As 2014 comes to a close, I’m starting to look ahead to 2015 and plan topics that I’d like to cover on this blog. One such topic, which I think will cause quite a stir, has to do with quality. In my opinion, the field of neuromonitoring has been watered-down, pulverized to the point where it is hardly recognizable compared to what it once was. Whereas neuromonitoring was once provided on a one-to-one patient-to-neurophysiologist basis, with top-tier neurophysiologists performing neuromonitoring in the operative suite, today the landscape is much different.
Most companies out there seem to provide a service that they don’t even understand. They don’t even know where to begin with educating their employees about neuromonitoring, and yet they seem content to provide the service, as long as their “techs” can connect to an online neurologist and receive instructions from internet chat rooms. Neurologists, many of whom have little or no actual training in neuromonitoring, hang out in the chat rooms “supervising and interpreting” data for many patients simultaneously, often from hundreds or thousands of miles away. Surgeons are so used to “bad” neuromonitoring these days, that many tend to place little value on the data.

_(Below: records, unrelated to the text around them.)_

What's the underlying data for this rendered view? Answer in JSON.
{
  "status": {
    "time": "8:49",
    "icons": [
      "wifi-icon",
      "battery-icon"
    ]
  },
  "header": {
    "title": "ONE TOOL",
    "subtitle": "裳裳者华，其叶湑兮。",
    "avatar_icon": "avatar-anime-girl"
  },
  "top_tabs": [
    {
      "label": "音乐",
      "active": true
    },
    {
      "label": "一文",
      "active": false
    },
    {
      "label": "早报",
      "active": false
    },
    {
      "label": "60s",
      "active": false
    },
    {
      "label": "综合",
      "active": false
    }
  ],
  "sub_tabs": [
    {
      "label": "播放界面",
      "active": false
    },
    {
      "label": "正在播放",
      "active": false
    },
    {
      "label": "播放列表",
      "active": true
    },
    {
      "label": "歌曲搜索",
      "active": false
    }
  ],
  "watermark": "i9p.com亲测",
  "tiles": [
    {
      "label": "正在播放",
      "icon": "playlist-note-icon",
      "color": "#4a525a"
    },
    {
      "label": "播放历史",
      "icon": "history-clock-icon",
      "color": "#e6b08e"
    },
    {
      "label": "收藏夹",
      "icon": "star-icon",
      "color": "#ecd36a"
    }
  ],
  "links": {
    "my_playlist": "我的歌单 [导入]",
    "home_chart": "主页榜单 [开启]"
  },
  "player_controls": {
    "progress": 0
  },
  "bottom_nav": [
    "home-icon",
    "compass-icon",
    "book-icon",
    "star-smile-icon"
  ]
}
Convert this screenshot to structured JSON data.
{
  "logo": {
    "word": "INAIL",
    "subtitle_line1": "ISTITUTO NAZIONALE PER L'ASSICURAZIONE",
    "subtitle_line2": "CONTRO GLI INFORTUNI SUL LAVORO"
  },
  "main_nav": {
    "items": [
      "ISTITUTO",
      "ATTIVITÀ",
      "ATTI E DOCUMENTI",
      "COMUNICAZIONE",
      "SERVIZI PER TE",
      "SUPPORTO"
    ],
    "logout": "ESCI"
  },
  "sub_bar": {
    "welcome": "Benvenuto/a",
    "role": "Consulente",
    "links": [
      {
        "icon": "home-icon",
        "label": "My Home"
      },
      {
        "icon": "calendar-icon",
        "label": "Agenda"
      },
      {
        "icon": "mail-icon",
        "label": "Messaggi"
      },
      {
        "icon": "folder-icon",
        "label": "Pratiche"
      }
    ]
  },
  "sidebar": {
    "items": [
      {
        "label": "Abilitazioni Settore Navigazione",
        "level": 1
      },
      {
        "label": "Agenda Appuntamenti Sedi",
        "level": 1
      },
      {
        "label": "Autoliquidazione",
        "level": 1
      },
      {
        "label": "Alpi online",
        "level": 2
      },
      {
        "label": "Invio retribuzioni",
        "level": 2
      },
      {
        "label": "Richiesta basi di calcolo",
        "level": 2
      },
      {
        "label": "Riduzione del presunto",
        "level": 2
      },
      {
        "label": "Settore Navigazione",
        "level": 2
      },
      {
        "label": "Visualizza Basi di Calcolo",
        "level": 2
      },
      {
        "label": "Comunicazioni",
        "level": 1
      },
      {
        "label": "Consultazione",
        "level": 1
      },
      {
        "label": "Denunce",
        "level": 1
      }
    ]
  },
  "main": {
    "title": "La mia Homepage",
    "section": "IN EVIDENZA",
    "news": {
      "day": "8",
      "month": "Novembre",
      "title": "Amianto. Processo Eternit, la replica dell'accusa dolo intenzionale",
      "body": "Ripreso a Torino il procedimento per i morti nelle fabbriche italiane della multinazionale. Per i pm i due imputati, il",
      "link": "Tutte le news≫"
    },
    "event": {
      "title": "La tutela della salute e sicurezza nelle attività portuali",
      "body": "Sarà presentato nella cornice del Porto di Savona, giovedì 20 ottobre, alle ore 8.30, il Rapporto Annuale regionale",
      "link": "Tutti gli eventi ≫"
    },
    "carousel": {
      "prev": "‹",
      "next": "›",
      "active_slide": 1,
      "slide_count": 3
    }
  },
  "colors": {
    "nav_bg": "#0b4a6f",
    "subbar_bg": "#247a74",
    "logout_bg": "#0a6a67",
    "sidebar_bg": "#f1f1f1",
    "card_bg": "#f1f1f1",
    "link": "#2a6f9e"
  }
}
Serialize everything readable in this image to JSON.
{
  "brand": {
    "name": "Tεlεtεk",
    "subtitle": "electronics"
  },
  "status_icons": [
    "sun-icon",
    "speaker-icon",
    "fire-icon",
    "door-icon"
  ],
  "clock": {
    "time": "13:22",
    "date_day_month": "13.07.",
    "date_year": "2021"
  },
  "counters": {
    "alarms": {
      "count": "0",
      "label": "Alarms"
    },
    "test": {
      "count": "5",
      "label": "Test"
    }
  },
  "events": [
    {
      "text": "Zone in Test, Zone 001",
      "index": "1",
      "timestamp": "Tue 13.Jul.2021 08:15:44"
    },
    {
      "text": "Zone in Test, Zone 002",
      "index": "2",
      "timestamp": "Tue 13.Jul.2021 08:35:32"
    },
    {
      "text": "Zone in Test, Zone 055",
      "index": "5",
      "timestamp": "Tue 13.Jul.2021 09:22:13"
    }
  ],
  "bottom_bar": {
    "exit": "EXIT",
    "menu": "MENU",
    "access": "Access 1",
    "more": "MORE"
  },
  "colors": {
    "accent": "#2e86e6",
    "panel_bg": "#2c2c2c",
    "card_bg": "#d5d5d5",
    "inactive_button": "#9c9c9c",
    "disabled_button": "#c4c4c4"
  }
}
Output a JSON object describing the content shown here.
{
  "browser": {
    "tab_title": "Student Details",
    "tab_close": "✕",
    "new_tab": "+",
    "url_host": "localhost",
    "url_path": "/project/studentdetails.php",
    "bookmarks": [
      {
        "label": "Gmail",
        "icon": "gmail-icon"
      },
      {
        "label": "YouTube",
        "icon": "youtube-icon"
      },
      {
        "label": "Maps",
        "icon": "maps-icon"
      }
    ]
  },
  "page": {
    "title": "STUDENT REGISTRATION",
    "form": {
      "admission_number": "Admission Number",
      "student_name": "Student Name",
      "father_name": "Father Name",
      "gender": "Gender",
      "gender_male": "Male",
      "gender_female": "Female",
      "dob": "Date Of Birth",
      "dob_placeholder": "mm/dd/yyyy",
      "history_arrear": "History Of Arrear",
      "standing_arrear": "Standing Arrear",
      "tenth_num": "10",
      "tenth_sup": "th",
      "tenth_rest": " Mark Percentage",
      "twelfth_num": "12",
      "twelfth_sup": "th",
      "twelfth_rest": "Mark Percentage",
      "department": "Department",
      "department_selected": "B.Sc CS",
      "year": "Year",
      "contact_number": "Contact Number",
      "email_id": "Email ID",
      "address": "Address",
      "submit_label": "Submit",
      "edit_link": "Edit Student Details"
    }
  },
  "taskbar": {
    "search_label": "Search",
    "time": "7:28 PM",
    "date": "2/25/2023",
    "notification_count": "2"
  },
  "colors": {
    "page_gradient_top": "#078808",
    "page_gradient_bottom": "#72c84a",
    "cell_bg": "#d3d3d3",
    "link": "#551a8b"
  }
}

Despite these shortcomings, the demand for neuromonitoring is really quite high; however, perhaps because of these shortcomings, insurance companies are refusing to reimburse for neuromonitoring and hospitals want the service for next to nothing. This actually seems to feed the cycle as lower reimbursements force companies to find the cheapest possible way to provide a neuromonitoring service. In this scenario, we really can’t afford to have the best neurophysiologists take care of patients, and certainly not in a one-to-one model. Everyone would go bankrupt. Interestingly, as prices for neuromonitoring services have recently bottomed-out, hospitals are starting to talk about quality again. They want the highest quality at the lowest price. Who doesn’t, right?
So, as I start to think about my future posts on the blog, I am certain that quality is a topic that must be covered.
I want your help, though. Think about this question:
What constitutes quality in neuromonitoring?
From the perspective of a company, hospital, patient, surgeon, neurophysiologist,.. What constitutes quality neuromonitoring? Tell me your thoughts. Leave a comment below.
Me? I think I know the answers, meaning that I know good neurophysiology when I see it. So, I feel that I could answer the question from the perspective of a hospital, surgeon, anesthesiologist, patient and neurophysiologist. I want to hear your thoughts, though. Tell me what you think.
Cheers and happy holidays!